The Fannie and Freddie Show Latest

(MarketWatch) -- The quick rescue for Fannie Mae and Freddie Mac hammered out on Sunday doesn't look like it'll be quite that quick.

Shares of Fannie and Freddie rose dramatically on Wednesday after five straight days of losses. But while shares of each company climbed by a whopping 31%, the rescue plan still appeared to have some political distance to go as of Wednesday.

"It's looking slower today than it did yesterday," said David John, an expert on financial institutions at the Heritage Foundation.

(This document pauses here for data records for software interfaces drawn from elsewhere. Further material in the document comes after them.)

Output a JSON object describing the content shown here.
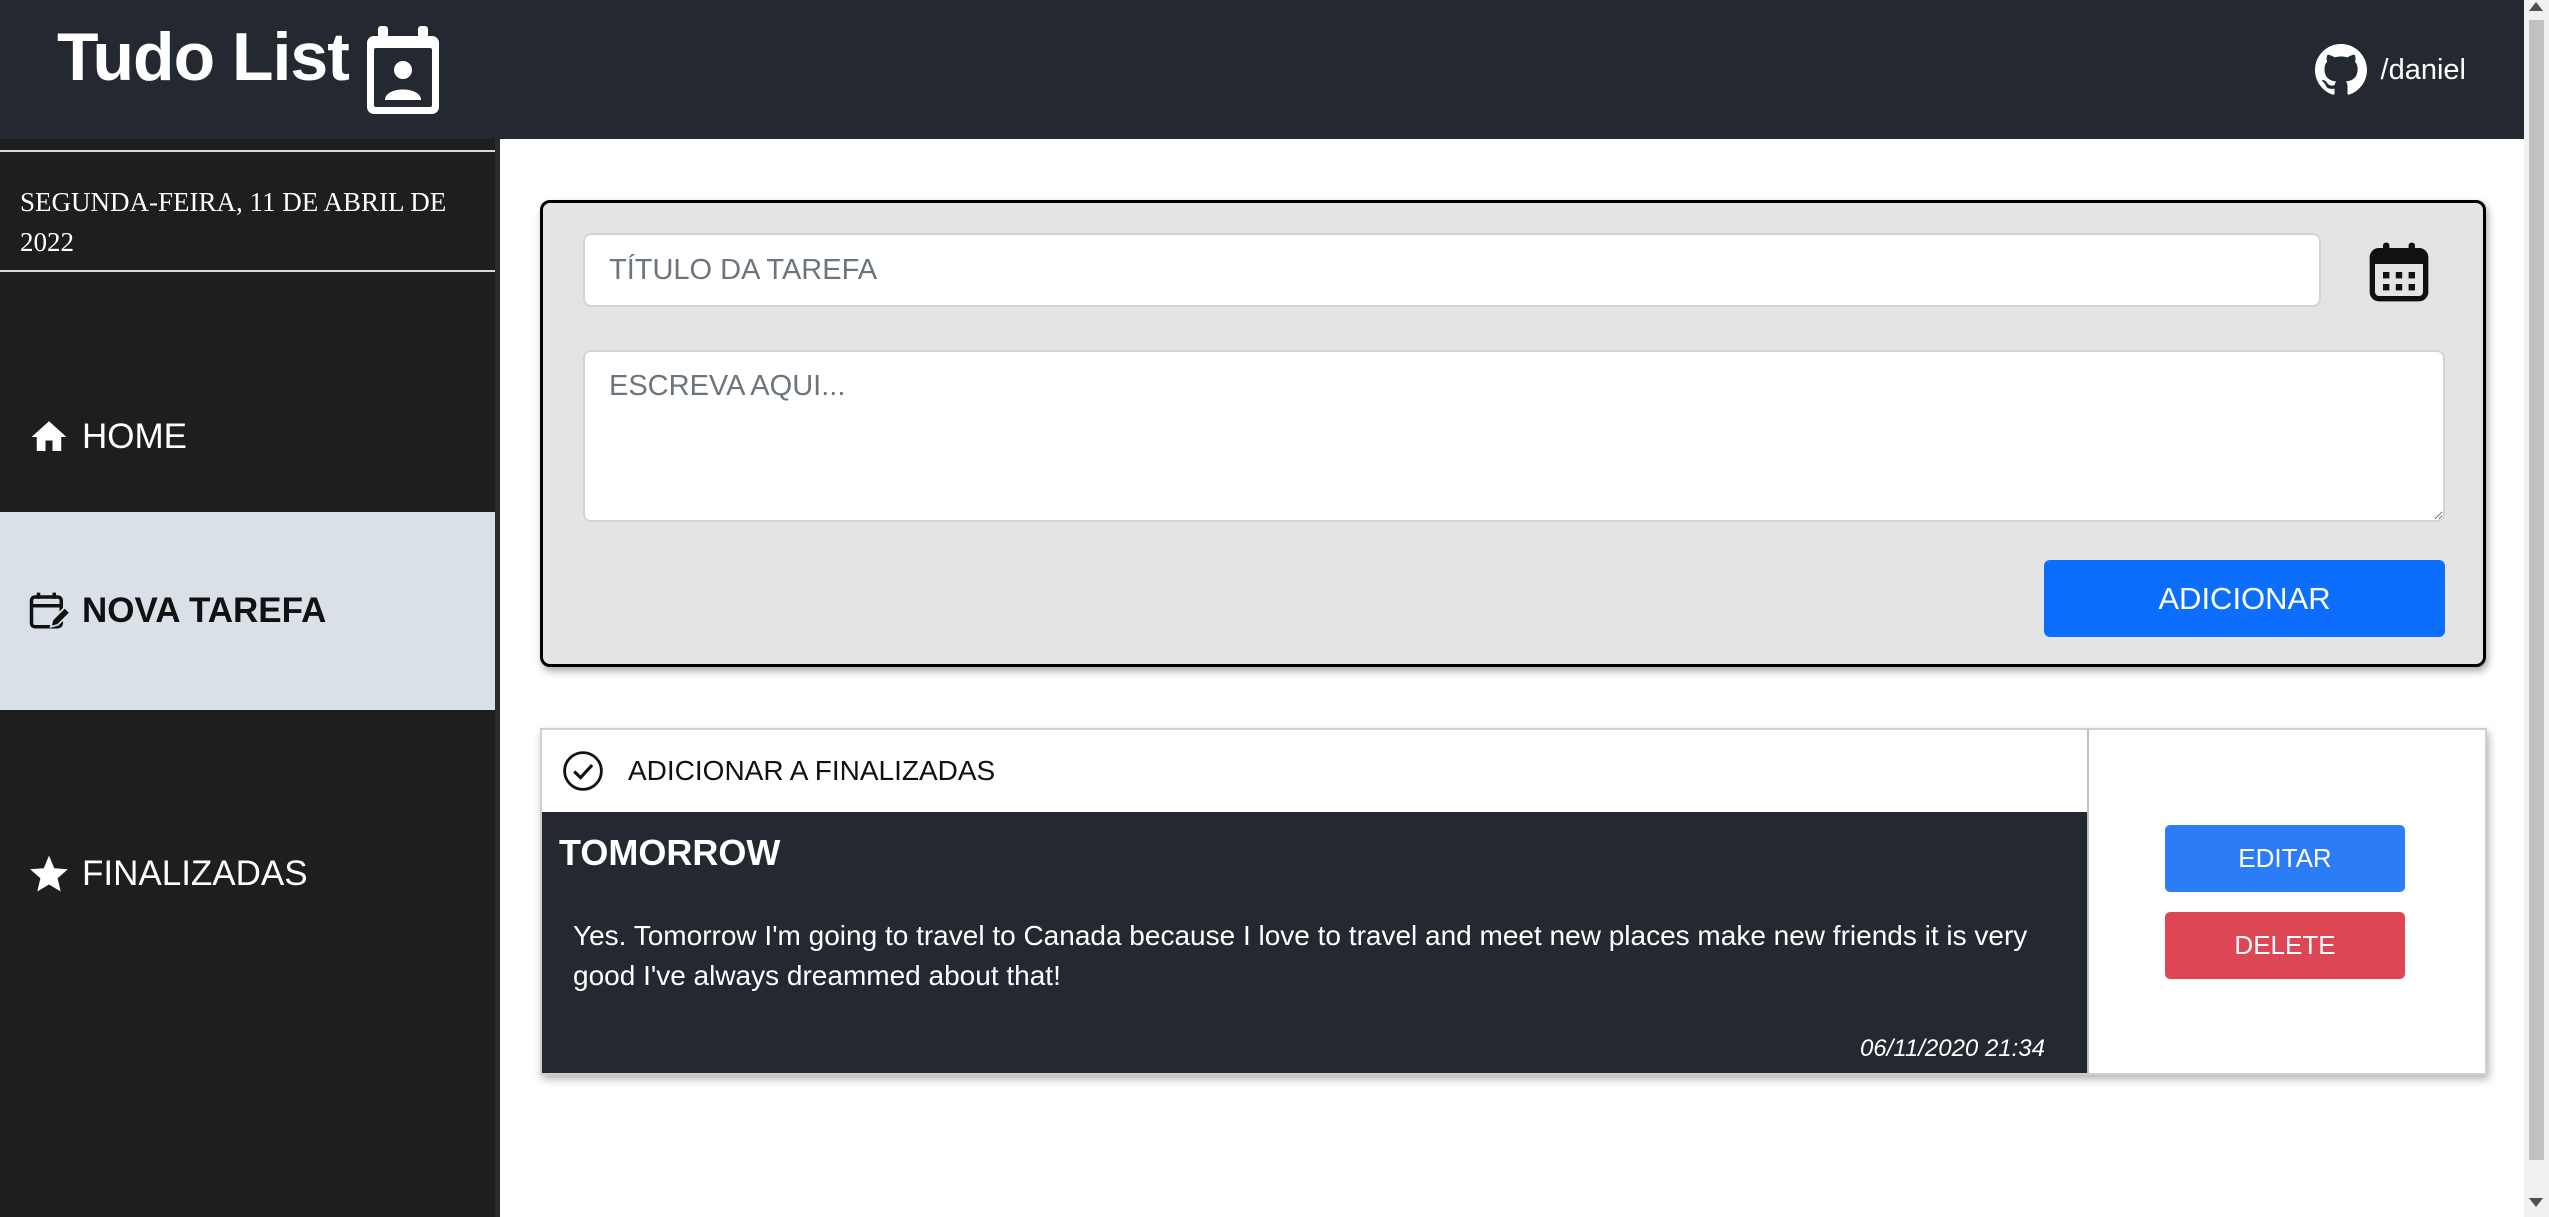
{
  "header": {
    "app_title": "Tudo List",
    "logo_icon": "calendar-user-icon",
    "github_icon": "github-icon",
    "github_user": "/daniel"
  },
  "sidebar": {
    "date": "SEGUNDA-FEIRA, 11 DE ABRIL DE 2022",
    "items": [
      {
        "label": "HOME",
        "icon": "home-icon",
        "active": false
      },
      {
        "label": "NOVA TAREFA",
        "icon": "calendar-edit-icon",
        "active": true
      },
      {
        "label": "FINALIZADAS",
        "icon": "star-icon",
        "active": false
      }
    ]
  },
  "form": {
    "title_placeholder": "TÍTULO DA TAREFA",
    "title_value": "",
    "description_placeholder": "ESCREVA AQUI...",
    "description_value": "",
    "calendar_icon": "calendar-icon",
    "add_label": "ADICIONAR"
  },
  "tasks": [
    {
      "finalize_label": "ADICIONAR A FINALIZADAS",
      "title": "TOMORROW",
      "description": "Yes. Tomorrow I'm going to travel to Canada because I love to travel and meet new places make new friends it is very good I've always dreammed about that!",
      "date": "06/11/2020 21:34",
      "edit_label": "EDITAR",
      "delete_label": "DELETE"
    }
  ],
  "colors": {
    "header_bg": "#242830",
    "sidebar_bg": "#1e1e1e",
    "active_item_bg": "#d9e0e8",
    "primary": "#0d6efd",
    "danger": "#dc4655"
  }
}
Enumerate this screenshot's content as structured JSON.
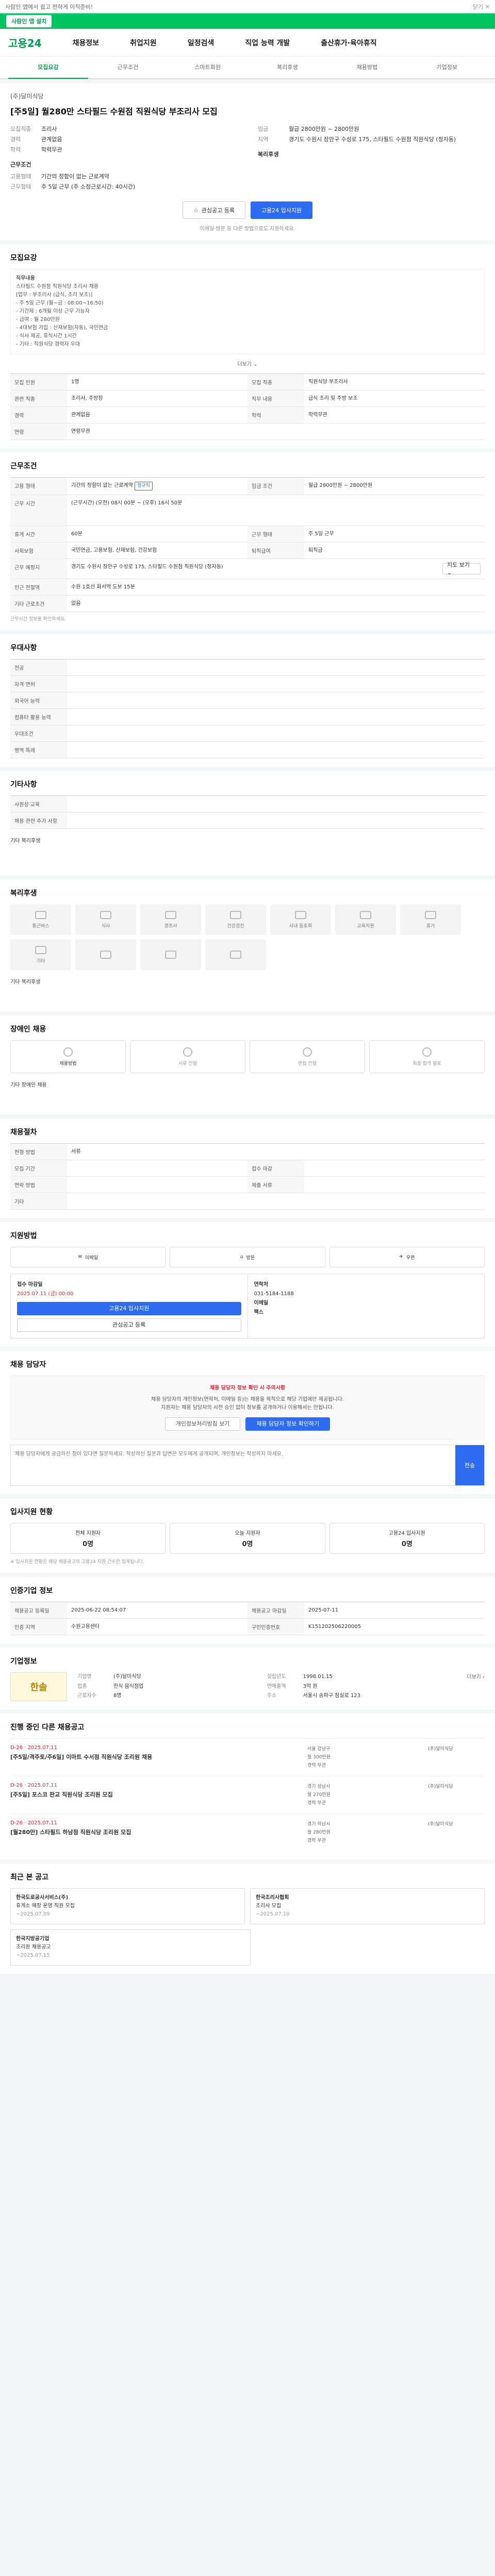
{
  "topbar": {
    "notice": "사람인 앱에서 쉽고 편하게 이직준비!",
    "close": "닫기 ✕"
  },
  "greenbar": {
    "btn": "사람인 앱 설치"
  },
  "header": {
    "logo": "고용24",
    "gnb": [
      "채용정보",
      "취업지원",
      "일정검색",
      "직업 능력 개발",
      "출산휴가·육아휴직"
    ]
  },
  "tabs": [
    "모집요강",
    "근무조건",
    "스마트회원",
    "복리후생",
    "채용방법",
    "기업정보"
  ],
  "post": {
    "company": "(주)달미식당",
    "title": "[주5일] 월280만 스타필드 수원점 직원식당 부조리사 모집",
    "left": [
      {
        "k": "모집직종",
        "v": "조리사"
      },
      {
        "k": "경력",
        "v": "관계없음"
      },
      {
        "k": "학력",
        "v": "학력무관"
      }
    ],
    "left2": [
      {
        "k": "고용형태",
        "v": "기간의 정함이 없는 근로계약"
      },
      {
        "k": "근무형태",
        "v": "주 5일 근무 (주 소정근로시간: 40시간)"
      }
    ],
    "right": [
      {
        "k": "임금",
        "v": "월급 2800만원 ~ 2800만원"
      },
      {
        "k": "지역",
        "v": "경기도 수원시 장안구 수성로 175, 스타필드 수원점 직원식당 (정자동)"
      }
    ],
    "sub1": "근무조건",
    "sub2": "복리후생"
  },
  "actions": {
    "like": "관심공고 등록",
    "apply": "고용24 입사지원"
  },
  "notice1": "이메일·방문 등 다른 방법으로도 지원하세요.",
  "s1": {
    "title": "모집요강",
    "desc": [
      "직무내용",
      "스타필드 수원점 직원식당 조리사 채용",
      "[업무 : 부조리사 (급식, 조리 보조)]",
      "- 주 5일 근무 (월~금 : 08:00~16:50)",
      "- 기간제 : 6개월 이상 근무 가능자",
      "- 급여 : 월 280만원",
      "- 4대보험 가입 : 산재보험(자동), 국민연금",
      "- 식사 제공, 휴식시간 1시간",
      "- 기타 : 직원식당 경력자 우대"
    ],
    "more": "더보기 ⌄",
    "rows": [
      {
        "k": "모집 인원",
        "v": "1명"
      },
      {
        "k": "모집 직종",
        "v": "직원식당 부조리사"
      },
      {
        "k": "관련 직종",
        "v": "조리사, 주방장"
      },
      {
        "k": "직무 내용",
        "v": "급식 조리 및 주방 보조"
      },
      {
        "k": "경력",
        "v": "관계없음"
      },
      {
        "k": "학력",
        "v": "학력무관"
      },
      {
        "k": "연령",
        "v": "연령무관"
      }
    ]
  },
  "s2": {
    "title": "근무조건",
    "rows": [
      {
        "k": "고용 형태",
        "v": "기간의 정함이 없는 근로계약",
        "b": "정규직"
      },
      {
        "k": "임금 조건",
        "v": "월급 2800만원 ~ 2800만원"
      },
      {
        "k": "근무 시간",
        "v": "(근무시간) (오전) 08시 00분 ~ (오후) 16시 50분"
      },
      {
        "k": "휴게 시간",
        "v": "60분"
      },
      {
        "k": "근무 형태",
        "v": "주 5일 근무"
      },
      {
        "k": "사회보험",
        "v": "국민연금, 고용보험, 산재보험, 건강보험"
      },
      {
        "k": "퇴직급여",
        "v": "퇴직금"
      },
      {
        "k": "근무 예정지",
        "v": "경기도 수원시 장안구 수성로 175, 스타필드 수원점 직원식당 (정자동)"
      },
      {
        "k": "인근 전철역",
        "v": "수원 1호선 화서역 도보 15분"
      },
      {
        "k": "기타 근로조건",
        "v": "없음"
      }
    ],
    "note": "근무시간 정보를 확인하세요.",
    "map": "지도 보기 ⌄"
  },
  "s3": {
    "title": "우대사항",
    "rows": [
      {
        "k": "전공",
        "v": ""
      },
      {
        "k": "자격 면허",
        "v": ""
      },
      {
        "k": "외국어 능력",
        "v": ""
      },
      {
        "k": "컴퓨터 활용 능력",
        "v": ""
      },
      {
        "k": "우대조건",
        "v": ""
      },
      {
        "k": "병역 특례",
        "v": ""
      }
    ]
  },
  "s4": {
    "title": "기타사항",
    "rows": [
      {
        "k": "사원성 교육",
        "v": ""
      },
      {
        "k": "채용 관련 추가 사항",
        "v": ""
      }
    ],
    "etc": "기타 복리후생"
  },
  "s5": {
    "title": "복리후생",
    "items": [
      "통근버스",
      "식사",
      "경조사",
      "건강검진",
      "사내 동호회",
      "교육지원",
      "휴가",
      "기타",
      "",
      "",
      ""
    ],
    "etc": "기타 복리후생"
  },
  "s6": {
    "title": "장애인 채용",
    "steps": [
      "채용방법",
      "서류 전형",
      "면접 전형",
      "최종 합격 발표"
    ],
    "etc": "기타 장애인 채용"
  },
  "s7": {
    "title": "채용절차",
    "rows": [
      {
        "k": "전형 방법",
        "v": "서류"
      },
      {
        "k": "모집 기간",
        "v": ""
      },
      {
        "k": "접수 마감",
        "v": ""
      },
      {
        "k": "연락 방법",
        "v": ""
      },
      {
        "k": "제출 서류",
        "v": ""
      },
      {
        "k": "기타",
        "v": ""
      }
    ]
  },
  "s8": {
    "title": "지원방법",
    "methods": [
      "이메일",
      "방문",
      "우편"
    ],
    "deadline": "접수 마감일",
    "date": "2025.07.11 (금) 00:00",
    "apply": "고용24 입사지원",
    "like": "관심공고 등록",
    "contact": "연락처",
    "tel": "031-5184-1188",
    "email": "이메일",
    "emailv": "",
    "fax": "팩스",
    "faxv": ""
  },
  "s9": {
    "title": "채용 담당자",
    "warn": "채용 담당자 정보 확인 시 주의사항",
    "lines": [
      "채용 담당자의 개인정보(연락처, 이메일 등)는 채용을 목적으로 해당 기업에만 제공됩니다.",
      "지원자는 채용 담당자의 사전 승인 없이 정보를 공개하거나 이용해서는 안됩니다."
    ],
    "b1": "개인정보처리방침 보기",
    "b2": "채용 담당자 정보 확인하기",
    "placeholder": "채용 담당자에게 궁금하신 점이 있다면 질문하세요. 작성하신 질문과 답변은 모두에게 공개되며, 개인정보는 작성하지 마세요.",
    "send": "전송"
  },
  "s10": {
    "title": "입사지원 현황",
    "stats": [
      {
        "k": "전체 지원자",
        "v": "0명"
      },
      {
        "k": "오늘 지원자",
        "v": "0명"
      },
      {
        "k": "고용24 입사지원",
        "v": "0명"
      }
    ],
    "note": "※ 입사지원 현황은 해당 채용공고의 고용24 지원 건수만 집계됩니다."
  },
  "s11": {
    "title": "인증기업 정보",
    "rows": [
      {
        "k": "채용공고 등록일",
        "v": "2025-06-22 08:54:07"
      },
      {
        "k": "채용공고 마감일",
        "v": "2025-07-11"
      },
      {
        "k": "인증 지역",
        "v": "수원고용센터"
      },
      {
        "k": "구인인증번호",
        "v": "K151202506220005"
      }
    ]
  },
  "s12": {
    "title": "기업정보",
    "logo": "한솔",
    "info": [
      {
        "k": "기업명",
        "v": "(주)달미식당"
      },
      {
        "k": "업종",
        "v": "한식 음식점업"
      },
      {
        "k": "근로자수",
        "v": "8명"
      },
      {
        "k": "설립년도",
        "v": "1998.01.15"
      },
      {
        "k": "주소",
        "v": "서울시 송파구 잠실로 123"
      },
      {
        "k": "연매출액",
        "v": "3억 원"
      }
    ],
    "more": "더보기 ›"
  },
  "s13": {
    "title": "진행 중인 다른 채용공고",
    "jobs": [
      {
        "dt": "D-26 · 2025.07.11",
        "t": "[주5일/격주토/주6일] 이마트 수서점 직원식당 조리원 채용",
        "m": [
          "서울 강남구",
          "월 300만원",
          "경력 무관"
        ],
        "r": "(주)달미식당"
      },
      {
        "dt": "D-26 · 2025.07.11",
        "t": "[주5일] 포스코 판교 직원식당 조리원 모집",
        "m": [
          "경기 성남시",
          "월 270만원",
          "경력 무관"
        ],
        "r": "(주)달미식당"
      },
      {
        "dt": "D-26 · 2025.07.11",
        "t": "[월280만] 스타필드 하남점 직원식당 조리원 모집",
        "m": [
          "경기 하남시",
          "월 280만원",
          "경력 무관"
        ],
        "r": "(주)달미식당"
      }
    ]
  },
  "s14": {
    "title": "최근 본 공고",
    "cards": [
      {
        "rt": "한국도로공사서비스(주)",
        "t": "휴게소 매장 운영 직원 모집",
        "d": "~2025.07.09"
      },
      {
        "rt": "한국조리사협회",
        "t": "조리사 모집",
        "d": "~2025.07.10"
      },
      {
        "rt": "한국지방공기업",
        "t": "조리원 채용공고",
        "d": "~2025.07.15"
      }
    ]
  }
}
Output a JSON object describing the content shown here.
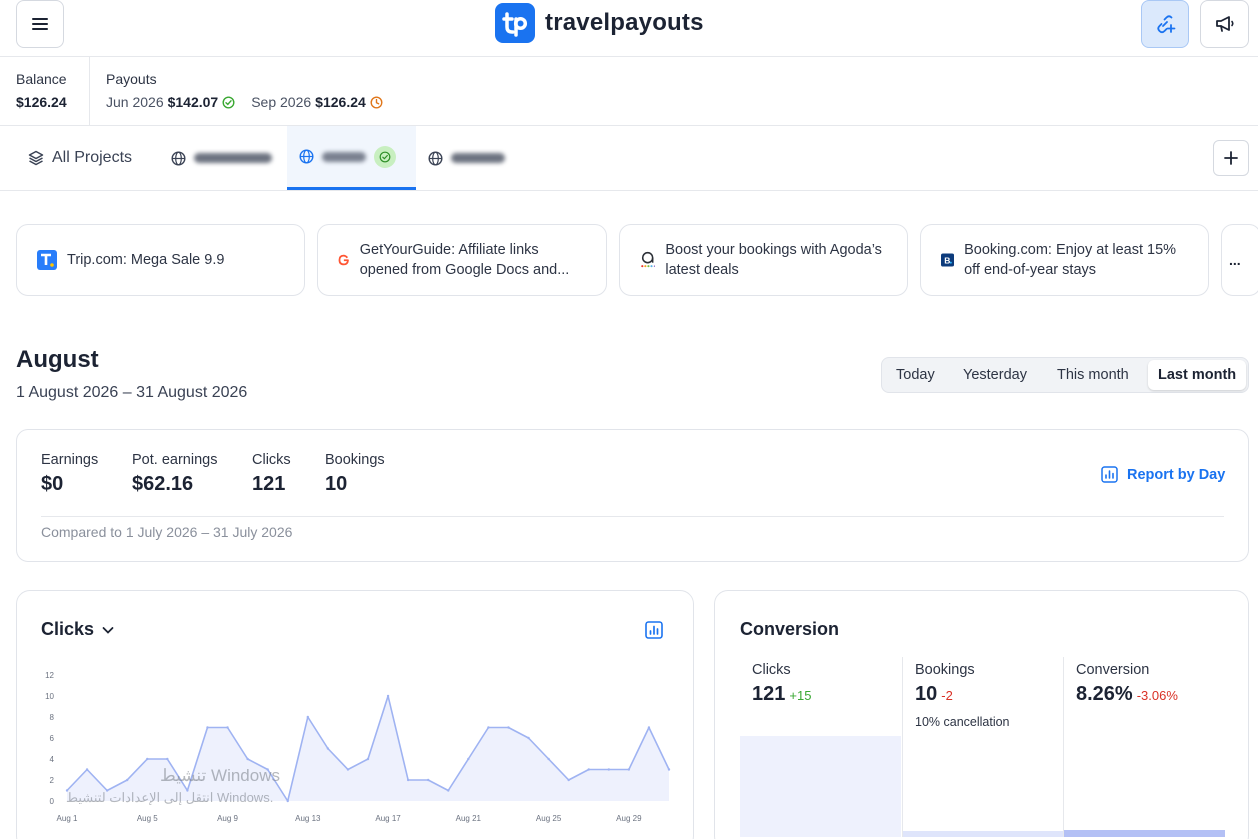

The plan got support from House Financial Services Committee Chairman Barney Frank, D-Mass., on Wednesday but Republicans in both the House and Senate have voiced skepticism about the plan, which would extend an unlimited line of credit for both companies for 18 months and give the Treasury the authority for 18 months to buy stock in both companies.

House and Senate lawmakers are aiming to pass a bill including the plan by the end of next week. That's not a moment too soon, says John.

"Some indication needs to be made and made quickly that Fannie and Freddie will not be allowed to fail," John said in an interview on Wednesday.

Concern about what one Republican senator called a "blank check" is one obstacle to congressional blessing of the plan to help the struggling companies. The other is the means by which to approve it.

Democrats are aiming to attach the measure to a housing bill that includes a $300 billion program to head off foreclosures, as well as long-debated regulatory reforms for Fannie and Freddie But Republicans are throwing cold water on that idea. House Minority Leader John Boehner, R-Ohio, has called for hearings about the aid plan and said it shouldn't be linked to the foreclosure program.

To be sure, Congress isn't known for its lightning-fast movements. But at the same time, analysts say, it'd behoove lawmakers to get their acts together to help the companies and help shore up confidence in the mortgage market.

"I think it will go through. I think there's a sense of urgency about this," said Peter Morici, a business professor at the University of Maryland. "Because it has to go," he said, citing the $5.2 trillion of home mortgages owned or guaranteed by both companies.

Not everyone is optimistic about passage, though.

"I think it's going to get slowed down," said Bob Moulton, president of the Americana Mortgage Group. "I think it's going to cost taxpayers a fortune," said Moulton, echoing concerns raised by some senators on Tuesday.